Exercise aim: Go through the entries and write each one out again unchanged.

Records shown:

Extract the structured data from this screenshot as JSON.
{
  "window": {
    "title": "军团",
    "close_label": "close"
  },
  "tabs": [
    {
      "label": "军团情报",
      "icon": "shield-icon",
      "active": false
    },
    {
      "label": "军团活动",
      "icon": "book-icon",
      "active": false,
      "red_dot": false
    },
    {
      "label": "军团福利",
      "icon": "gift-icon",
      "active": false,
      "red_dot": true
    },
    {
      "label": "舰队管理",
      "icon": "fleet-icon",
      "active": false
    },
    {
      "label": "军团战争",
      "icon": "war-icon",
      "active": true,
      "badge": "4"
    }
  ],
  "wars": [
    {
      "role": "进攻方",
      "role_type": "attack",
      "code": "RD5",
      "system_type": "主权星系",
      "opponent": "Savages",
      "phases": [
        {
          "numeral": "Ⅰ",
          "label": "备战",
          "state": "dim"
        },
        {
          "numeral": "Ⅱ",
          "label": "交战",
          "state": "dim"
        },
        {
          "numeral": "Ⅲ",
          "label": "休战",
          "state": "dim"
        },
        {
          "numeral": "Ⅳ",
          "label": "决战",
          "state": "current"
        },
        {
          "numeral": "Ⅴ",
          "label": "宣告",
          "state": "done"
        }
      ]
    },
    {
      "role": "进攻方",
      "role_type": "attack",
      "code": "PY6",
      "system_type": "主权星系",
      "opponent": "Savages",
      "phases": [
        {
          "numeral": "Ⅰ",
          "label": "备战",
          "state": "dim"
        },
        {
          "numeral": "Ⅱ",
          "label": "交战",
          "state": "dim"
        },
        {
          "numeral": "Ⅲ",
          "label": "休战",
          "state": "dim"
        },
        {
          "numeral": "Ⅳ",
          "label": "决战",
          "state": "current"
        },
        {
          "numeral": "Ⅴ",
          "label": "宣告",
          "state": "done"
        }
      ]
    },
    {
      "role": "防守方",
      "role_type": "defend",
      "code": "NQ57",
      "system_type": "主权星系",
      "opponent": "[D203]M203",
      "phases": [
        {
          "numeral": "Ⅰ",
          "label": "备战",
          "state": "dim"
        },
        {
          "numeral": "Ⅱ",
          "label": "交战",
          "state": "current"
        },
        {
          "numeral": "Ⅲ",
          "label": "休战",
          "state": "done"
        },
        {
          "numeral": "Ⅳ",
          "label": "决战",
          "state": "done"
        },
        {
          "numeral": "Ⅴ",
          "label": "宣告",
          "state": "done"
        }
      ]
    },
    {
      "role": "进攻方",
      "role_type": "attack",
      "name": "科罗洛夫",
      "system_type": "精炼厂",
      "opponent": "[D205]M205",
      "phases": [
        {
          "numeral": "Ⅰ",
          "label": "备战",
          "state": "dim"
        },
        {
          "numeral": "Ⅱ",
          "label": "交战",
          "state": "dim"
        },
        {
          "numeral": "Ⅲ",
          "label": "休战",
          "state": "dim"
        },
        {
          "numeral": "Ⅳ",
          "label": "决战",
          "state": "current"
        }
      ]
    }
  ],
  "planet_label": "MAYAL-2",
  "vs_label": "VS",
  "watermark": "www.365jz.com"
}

Response to this exercise:
Extract the structured data from this screenshot as JSON.
{
  "window": {
    "title": "军团",
    "close_label": "close"
  },
  "tabs": [
    {
      "label": "军团情报",
      "icon": "shield-icon",
      "active": false
    },
    {
      "label": "军团活动",
      "icon": "book-icon",
      "active": false,
      "red_dot": false
    },
    {
      "label": "军团福利",
      "icon": "gift-icon",
      "active": false,
      "red_dot": true
    },
    {
      "label": "舰队管理",
      "icon": "fleet-icon",
      "active": false
    },
    {
      "label": "军团战争",
      "icon": "war-icon",
      "active": true,
      "badge": "4"
    }
  ],
  "wars": [
    {
      "role": "进攻方",
      "role_type": "attack",
      "code": "RD5",
      "system_type": "主权星系",
      "opponent": "Savages",
      "phases": [
        {
          "numeral": "Ⅰ",
          "label": "备战",
          "state": "dim"
        },
        {
          "numeral": "Ⅱ",
          "label": "交战",
          "state": "dim"
        },
        {
          "numeral": "Ⅲ",
          "label": "休战",
          "state": "dim"
        },
        {
          "numeral": "Ⅳ",
          "label": "决战",
          "state": "current"
        },
        {
          "numeral": "Ⅴ",
          "label": "宣告",
          "state": "done"
        }
      ]
    },
    {
      "role": "进攻方",
      "role_type": "attack",
      "code": "PY6",
      "system_type": "主权星系",
      "opponent": "Savages",
      "phases": [
        {
          "numeral": "Ⅰ",
          "label": "备战",
          "state": "dim"
        },
        {
          "numeral": "Ⅱ",
          "label": "交战",
          "state": "dim"
        },
        {
          "numeral": "Ⅲ",
          "label": "休战",
          "state": "dim"
        },
        {
          "numeral": "Ⅳ",
          "label": "决战",
          "state": "current"
        },
        {
          "numeral": "Ⅴ",
          "label": "宣告",
          "state": "done"
        }
      ]
    },
    {
      "role": "防守方",
      "role_type": "defend",
      "code": "NQ57",
      "system_type": "主权星系",
      "opponent": "[D203]M203",
      "phases": [
        {
          "numeral": "Ⅰ",
          "label": "备战",
          "state": "dim"
        },
        {
          "numeral": "Ⅱ",
          "label": "交战",
          "state": "current"
        },
        {
          "numeral": "Ⅲ",
          "label": "休战",
          "state": "done"
        },
        {
          "numeral": "Ⅳ",
          "label": "决战",
          "state": "done"
        },
        {
          "numeral": "Ⅴ",
          "label": "宣告",
          "state": "done"
        }
      ]
    },
    {
      "role": "进攻方",
      "role_type": "attack",
      "name": "科罗洛夫",
      "system_type": "精炼厂",
      "opponent": "[D205]M205",
      "phases": [
        {
          "numeral": "Ⅰ",
          "label": "备战",
          "state": "dim"
        },
        {
          "numeral": "Ⅱ",
          "label": "交战",
          "state": "dim"
        },
        {
          "numeral": "Ⅲ",
          "label": "休战",
          "state": "dim"
        },
        {
          "numeral": "Ⅳ",
          "label": "决战",
          "state": "current"
        }
      ]
    }
  ],
  "planet_label": "MAYAL-2",
  "vs_label": "VS",
  "watermark": "www.365jz.com"
}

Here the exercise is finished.